WORK TO COMPLETE: From first line to last, retype the data exactly.

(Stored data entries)
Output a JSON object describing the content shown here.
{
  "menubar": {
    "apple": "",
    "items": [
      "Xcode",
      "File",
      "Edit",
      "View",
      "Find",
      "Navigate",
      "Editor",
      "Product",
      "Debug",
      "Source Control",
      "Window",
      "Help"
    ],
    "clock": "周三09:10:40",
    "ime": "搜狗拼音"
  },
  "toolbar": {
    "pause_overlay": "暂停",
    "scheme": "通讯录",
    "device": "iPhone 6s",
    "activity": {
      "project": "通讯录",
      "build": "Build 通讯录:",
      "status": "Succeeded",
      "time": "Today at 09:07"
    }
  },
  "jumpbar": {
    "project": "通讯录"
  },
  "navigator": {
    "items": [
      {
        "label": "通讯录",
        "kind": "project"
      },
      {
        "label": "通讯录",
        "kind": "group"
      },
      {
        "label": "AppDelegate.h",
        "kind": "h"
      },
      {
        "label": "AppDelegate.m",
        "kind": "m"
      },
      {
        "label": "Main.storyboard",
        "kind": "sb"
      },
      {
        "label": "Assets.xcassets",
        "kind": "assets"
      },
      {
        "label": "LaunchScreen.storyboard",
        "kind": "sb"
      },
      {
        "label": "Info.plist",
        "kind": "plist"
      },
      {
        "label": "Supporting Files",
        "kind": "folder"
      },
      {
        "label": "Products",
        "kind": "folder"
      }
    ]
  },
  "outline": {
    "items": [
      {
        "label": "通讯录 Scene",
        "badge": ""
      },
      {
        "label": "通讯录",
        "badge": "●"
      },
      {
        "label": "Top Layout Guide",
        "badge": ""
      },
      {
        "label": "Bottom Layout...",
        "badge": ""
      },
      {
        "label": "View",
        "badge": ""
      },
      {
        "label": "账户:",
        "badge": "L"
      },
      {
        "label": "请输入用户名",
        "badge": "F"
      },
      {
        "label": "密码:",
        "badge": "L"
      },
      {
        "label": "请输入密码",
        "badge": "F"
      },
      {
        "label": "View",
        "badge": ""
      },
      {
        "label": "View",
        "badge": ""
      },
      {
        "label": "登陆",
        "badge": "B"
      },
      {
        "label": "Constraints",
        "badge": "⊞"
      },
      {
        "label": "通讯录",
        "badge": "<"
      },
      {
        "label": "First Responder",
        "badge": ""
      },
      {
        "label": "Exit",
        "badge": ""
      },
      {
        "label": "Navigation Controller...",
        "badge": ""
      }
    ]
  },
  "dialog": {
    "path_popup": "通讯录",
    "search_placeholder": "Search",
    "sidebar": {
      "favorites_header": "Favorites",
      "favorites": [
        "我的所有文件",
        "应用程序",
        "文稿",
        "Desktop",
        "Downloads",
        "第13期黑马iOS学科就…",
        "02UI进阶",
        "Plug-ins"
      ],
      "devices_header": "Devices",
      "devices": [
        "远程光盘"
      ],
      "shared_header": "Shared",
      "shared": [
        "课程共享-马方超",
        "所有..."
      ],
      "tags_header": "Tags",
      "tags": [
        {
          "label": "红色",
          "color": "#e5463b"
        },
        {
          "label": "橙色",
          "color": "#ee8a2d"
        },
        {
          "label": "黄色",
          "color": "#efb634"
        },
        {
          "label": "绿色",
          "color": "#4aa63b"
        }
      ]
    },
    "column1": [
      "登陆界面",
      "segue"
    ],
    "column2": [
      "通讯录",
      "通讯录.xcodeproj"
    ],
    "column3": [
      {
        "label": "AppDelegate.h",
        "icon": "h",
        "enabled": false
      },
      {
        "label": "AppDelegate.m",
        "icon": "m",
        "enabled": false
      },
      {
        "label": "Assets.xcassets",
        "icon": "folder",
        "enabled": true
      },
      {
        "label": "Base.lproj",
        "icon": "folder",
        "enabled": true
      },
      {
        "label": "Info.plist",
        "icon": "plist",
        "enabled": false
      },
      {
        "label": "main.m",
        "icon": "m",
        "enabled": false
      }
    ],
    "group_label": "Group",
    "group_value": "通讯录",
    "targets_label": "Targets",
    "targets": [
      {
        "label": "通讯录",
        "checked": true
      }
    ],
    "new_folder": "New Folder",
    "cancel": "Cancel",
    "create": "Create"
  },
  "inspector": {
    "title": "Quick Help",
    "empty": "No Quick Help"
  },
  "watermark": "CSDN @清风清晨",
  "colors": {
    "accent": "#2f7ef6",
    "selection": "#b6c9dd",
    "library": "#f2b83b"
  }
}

SOLUTION FOR THIS EXERCISE:
Output a JSON object describing the content shown here.
{
  "menubar": {
    "apple": "",
    "items": [
      "Xcode",
      "File",
      "Edit",
      "View",
      "Find",
      "Navigate",
      "Editor",
      "Product",
      "Debug",
      "Source Control",
      "Window",
      "Help"
    ],
    "clock": "周三09:10:40",
    "ime": "搜狗拼音"
  },
  "toolbar": {
    "pause_overlay": "暂停",
    "scheme": "通讯录",
    "device": "iPhone 6s",
    "activity": {
      "project": "通讯录",
      "build": "Build 通讯录:",
      "status": "Succeeded",
      "time": "Today at 09:07"
    }
  },
  "jumpbar": {
    "project": "通讯录"
  },
  "navigator": {
    "items": [
      {
        "label": "通讯录",
        "kind": "project"
      },
      {
        "label": "通讯录",
        "kind": "group"
      },
      {
        "label": "AppDelegate.h",
        "kind": "h"
      },
      {
        "label": "AppDelegate.m",
        "kind": "m"
      },
      {
        "label": "Main.storyboard",
        "kind": "sb"
      },
      {
        "label": "Assets.xcassets",
        "kind": "assets"
      },
      {
        "label": "LaunchScreen.storyboard",
        "kind": "sb"
      },
      {
        "label": "Info.plist",
        "kind": "plist"
      },
      {
        "label": "Supporting Files",
        "kind": "folder"
      },
      {
        "label": "Products",
        "kind": "folder"
      }
    ]
  },
  "outline": {
    "items": [
      {
        "label": "通讯录 Scene",
        "badge": ""
      },
      {
        "label": "通讯录",
        "badge": "●"
      },
      {
        "label": "Top Layout Guide",
        "badge": ""
      },
      {
        "label": "Bottom Layout...",
        "badge": ""
      },
      {
        "label": "View",
        "badge": ""
      },
      {
        "label": "账户:",
        "badge": "L"
      },
      {
        "label": "请输入用户名",
        "badge": "F"
      },
      {
        "label": "密码:",
        "badge": "L"
      },
      {
        "label": "请输入密码",
        "badge": "F"
      },
      {
        "label": "View",
        "badge": ""
      },
      {
        "label": "View",
        "badge": ""
      },
      {
        "label": "登陆",
        "badge": "B"
      },
      {
        "label": "Constraints",
        "badge": "⊞"
      },
      {
        "label": "通讯录",
        "badge": "<"
      },
      {
        "label": "First Responder",
        "badge": ""
      },
      {
        "label": "Exit",
        "badge": ""
      },
      {
        "label": "Navigation Controller...",
        "badge": ""
      }
    ]
  },
  "dialog": {
    "path_popup": "通讯录",
    "search_placeholder": "Search",
    "sidebar": {
      "favorites_header": "Favorites",
      "favorites": [
        "我的所有文件",
        "应用程序",
        "文稿",
        "Desktop",
        "Downloads",
        "第13期黑马iOS学科就…",
        "02UI进阶",
        "Plug-ins"
      ],
      "devices_header": "Devices",
      "devices": [
        "远程光盘"
      ],
      "shared_header": "Shared",
      "shared": [
        "课程共享-马方超",
        "所有..."
      ],
      "tags_header": "Tags",
      "tags": [
        {
          "label": "红色",
          "color": "#e5463b"
        },
        {
          "label": "橙色",
          "color": "#ee8a2d"
        },
        {
          "label": "黄色",
          "color": "#efb634"
        },
        {
          "label": "绿色",
          "color": "#4aa63b"
        }
      ]
    },
    "column1": [
      "登陆界面",
      "segue"
    ],
    "column2": [
      "通讯录",
      "通讯录.xcodeproj"
    ],
    "column3": [
      {
        "label": "AppDelegate.h",
        "icon": "h",
        "enabled": false
      },
      {
        "label": "AppDelegate.m",
        "icon": "m",
        "enabled": false
      },
      {
        "label": "Assets.xcassets",
        "icon": "folder",
        "enabled": true
      },
      {
        "label": "Base.lproj",
        "icon": "folder",
        "enabled": true
      },
      {
        "label": "Info.plist",
        "icon": "plist",
        "enabled": false
      },
      {
        "label": "main.m",
        "icon": "m",
        "enabled": false
      }
    ],
    "group_label": "Group",
    "group_value": "通讯录",
    "targets_label": "Targets",
    "targets": [
      {
        "label": "通讯录",
        "checked": true
      }
    ],
    "new_folder": "New Folder",
    "cancel": "Cancel",
    "create": "Create"
  },
  "inspector": {
    "title": "Quick Help",
    "empty": "No Quick Help"
  },
  "watermark": "CSDN @清风清晨",
  "colors": {
    "accent": "#2f7ef6",
    "selection": "#b6c9dd",
    "library": "#f2b83b"
  }
}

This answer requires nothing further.